__Task__: Copy out the lines below that hold the word "outdoor".

__Material provided__:
┌──
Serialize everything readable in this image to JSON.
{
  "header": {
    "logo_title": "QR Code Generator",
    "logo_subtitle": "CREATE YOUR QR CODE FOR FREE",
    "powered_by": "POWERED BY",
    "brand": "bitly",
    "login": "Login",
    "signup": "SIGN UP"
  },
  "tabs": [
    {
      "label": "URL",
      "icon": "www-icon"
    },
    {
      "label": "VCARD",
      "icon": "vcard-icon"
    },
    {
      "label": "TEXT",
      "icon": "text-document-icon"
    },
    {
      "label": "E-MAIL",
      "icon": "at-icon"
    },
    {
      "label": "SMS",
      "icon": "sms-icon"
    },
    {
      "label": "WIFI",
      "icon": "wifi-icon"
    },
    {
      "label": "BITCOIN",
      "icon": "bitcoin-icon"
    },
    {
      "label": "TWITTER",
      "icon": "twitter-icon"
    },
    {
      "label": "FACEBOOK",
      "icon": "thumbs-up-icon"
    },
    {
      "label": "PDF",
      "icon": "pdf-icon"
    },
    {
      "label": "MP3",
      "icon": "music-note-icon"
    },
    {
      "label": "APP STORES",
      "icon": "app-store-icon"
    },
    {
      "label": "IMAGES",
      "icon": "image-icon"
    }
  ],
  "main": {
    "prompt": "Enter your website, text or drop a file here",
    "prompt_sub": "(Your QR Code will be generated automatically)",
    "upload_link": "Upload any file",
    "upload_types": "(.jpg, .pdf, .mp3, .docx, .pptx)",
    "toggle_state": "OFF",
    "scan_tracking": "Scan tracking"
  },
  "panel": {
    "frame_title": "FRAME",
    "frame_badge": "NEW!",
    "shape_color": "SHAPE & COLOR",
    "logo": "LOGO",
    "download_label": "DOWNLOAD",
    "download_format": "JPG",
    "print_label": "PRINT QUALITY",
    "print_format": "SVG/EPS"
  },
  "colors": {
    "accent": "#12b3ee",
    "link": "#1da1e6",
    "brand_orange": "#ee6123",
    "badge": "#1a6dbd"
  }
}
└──
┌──
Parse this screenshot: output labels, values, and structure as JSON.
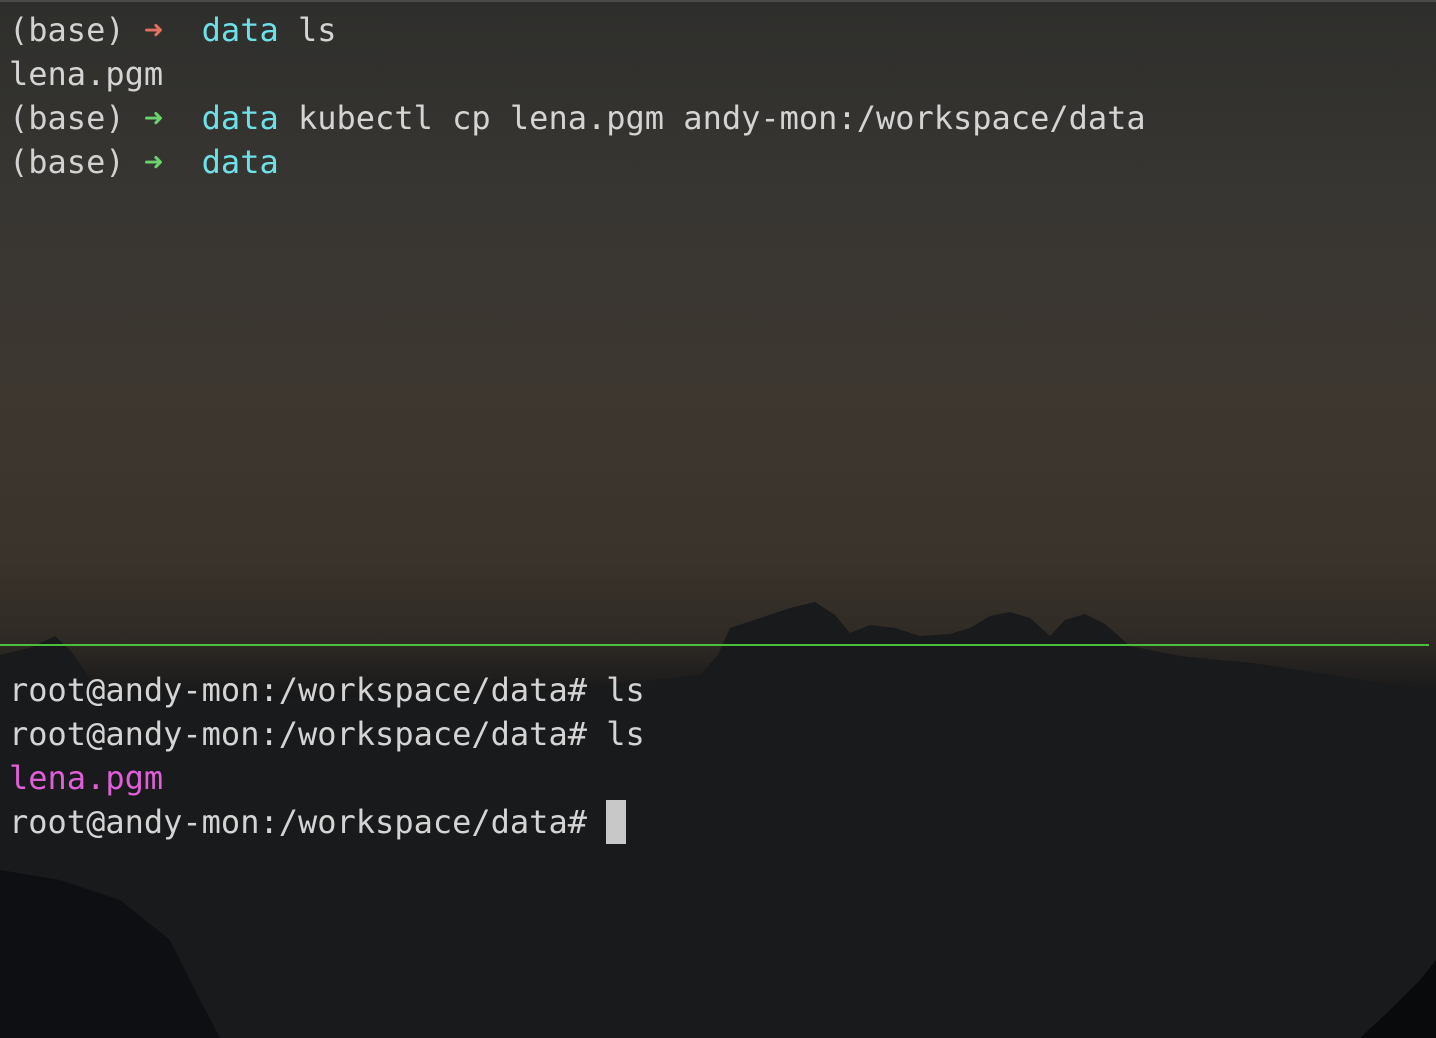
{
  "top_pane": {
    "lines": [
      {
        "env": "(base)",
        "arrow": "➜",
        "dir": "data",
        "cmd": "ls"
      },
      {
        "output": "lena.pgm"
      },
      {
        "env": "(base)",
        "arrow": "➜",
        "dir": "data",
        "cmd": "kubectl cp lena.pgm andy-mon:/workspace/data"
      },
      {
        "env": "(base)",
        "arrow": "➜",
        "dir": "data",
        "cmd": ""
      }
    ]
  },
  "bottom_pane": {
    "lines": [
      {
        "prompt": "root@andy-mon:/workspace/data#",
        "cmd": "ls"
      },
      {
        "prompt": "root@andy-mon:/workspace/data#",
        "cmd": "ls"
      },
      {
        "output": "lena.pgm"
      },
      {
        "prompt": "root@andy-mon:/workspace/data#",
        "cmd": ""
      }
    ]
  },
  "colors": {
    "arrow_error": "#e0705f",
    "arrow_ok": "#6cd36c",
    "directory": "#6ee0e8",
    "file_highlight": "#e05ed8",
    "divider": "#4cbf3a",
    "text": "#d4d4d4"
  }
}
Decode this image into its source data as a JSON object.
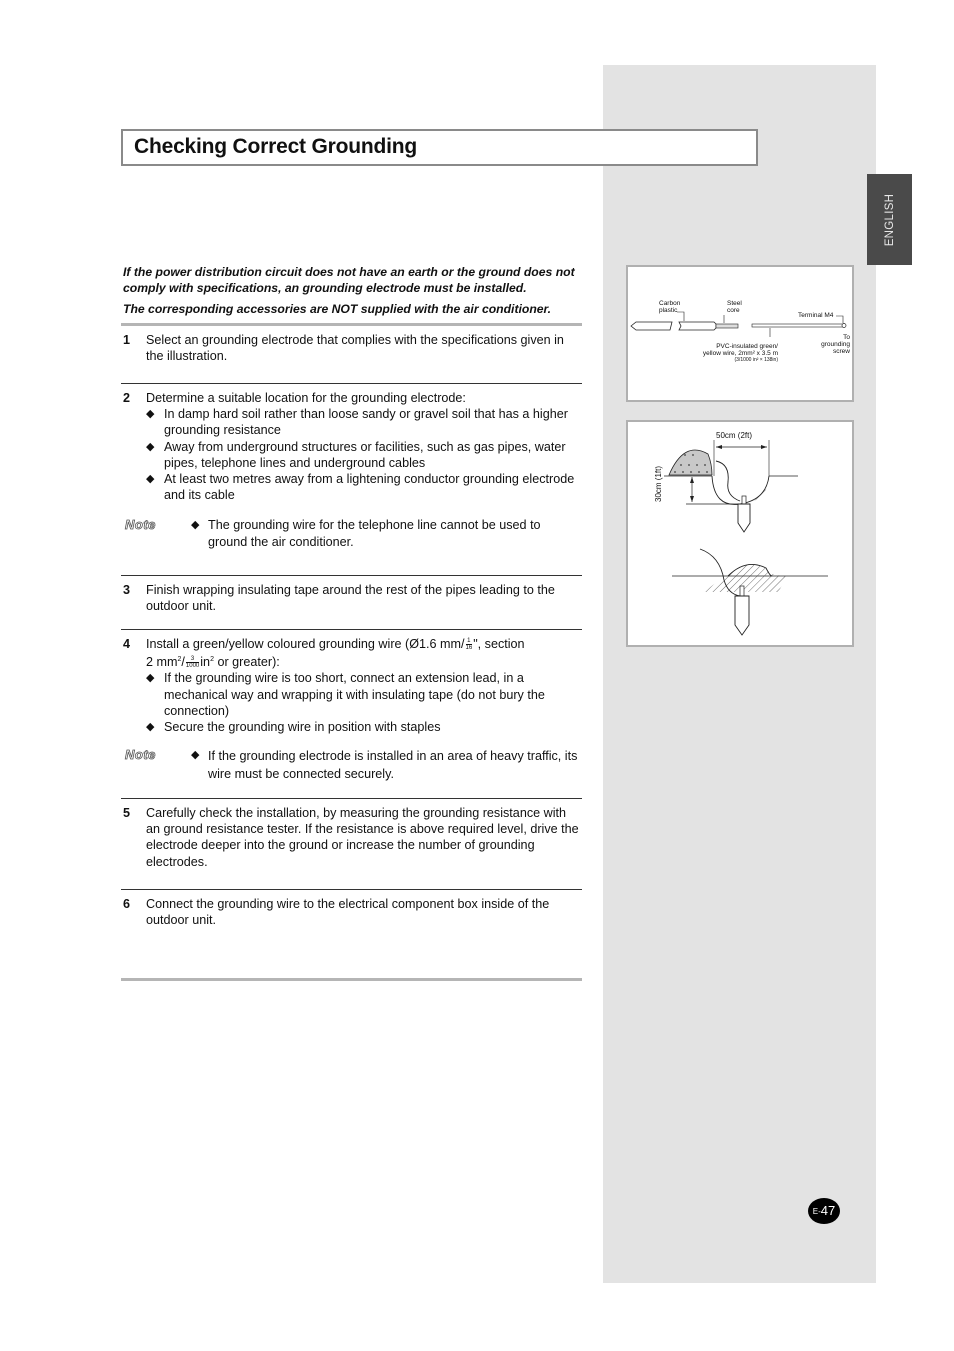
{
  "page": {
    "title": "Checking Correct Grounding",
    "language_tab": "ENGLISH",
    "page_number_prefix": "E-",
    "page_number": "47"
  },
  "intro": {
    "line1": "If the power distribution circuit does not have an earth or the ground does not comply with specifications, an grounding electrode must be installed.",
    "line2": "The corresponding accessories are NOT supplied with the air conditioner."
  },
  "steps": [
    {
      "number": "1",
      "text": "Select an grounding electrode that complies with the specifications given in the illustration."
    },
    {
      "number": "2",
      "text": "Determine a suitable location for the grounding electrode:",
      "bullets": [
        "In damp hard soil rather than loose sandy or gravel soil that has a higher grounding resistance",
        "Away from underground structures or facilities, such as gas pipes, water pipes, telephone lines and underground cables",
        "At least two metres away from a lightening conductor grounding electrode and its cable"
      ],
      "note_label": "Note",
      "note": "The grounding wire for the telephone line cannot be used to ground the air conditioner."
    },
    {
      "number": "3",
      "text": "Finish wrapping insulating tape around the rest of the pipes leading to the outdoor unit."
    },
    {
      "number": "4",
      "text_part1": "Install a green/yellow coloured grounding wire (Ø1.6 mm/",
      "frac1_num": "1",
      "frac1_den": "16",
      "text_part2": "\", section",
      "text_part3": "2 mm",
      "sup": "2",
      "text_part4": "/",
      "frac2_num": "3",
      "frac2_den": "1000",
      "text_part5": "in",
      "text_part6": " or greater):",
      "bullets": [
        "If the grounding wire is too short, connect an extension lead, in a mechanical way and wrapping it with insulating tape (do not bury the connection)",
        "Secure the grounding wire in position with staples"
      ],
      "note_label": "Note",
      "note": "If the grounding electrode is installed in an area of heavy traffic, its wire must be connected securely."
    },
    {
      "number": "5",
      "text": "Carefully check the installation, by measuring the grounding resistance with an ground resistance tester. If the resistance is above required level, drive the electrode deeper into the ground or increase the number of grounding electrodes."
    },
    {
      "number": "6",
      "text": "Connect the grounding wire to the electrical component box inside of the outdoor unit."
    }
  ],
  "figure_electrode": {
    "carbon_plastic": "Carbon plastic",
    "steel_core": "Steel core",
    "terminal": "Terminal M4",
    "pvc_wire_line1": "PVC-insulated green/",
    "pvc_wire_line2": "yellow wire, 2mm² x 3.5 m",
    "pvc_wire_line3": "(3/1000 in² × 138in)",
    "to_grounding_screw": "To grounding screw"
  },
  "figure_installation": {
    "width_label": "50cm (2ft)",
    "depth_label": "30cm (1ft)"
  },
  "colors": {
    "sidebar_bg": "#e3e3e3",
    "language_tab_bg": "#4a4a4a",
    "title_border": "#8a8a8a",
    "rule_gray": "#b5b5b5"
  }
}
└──
__The completed task__:
      "text": "Finish wrapping insulating tape around the rest of the pipes leading to the outdoor unit."
      "text": "Connect the grounding wire to the electrical component box inside of the outdoor unit."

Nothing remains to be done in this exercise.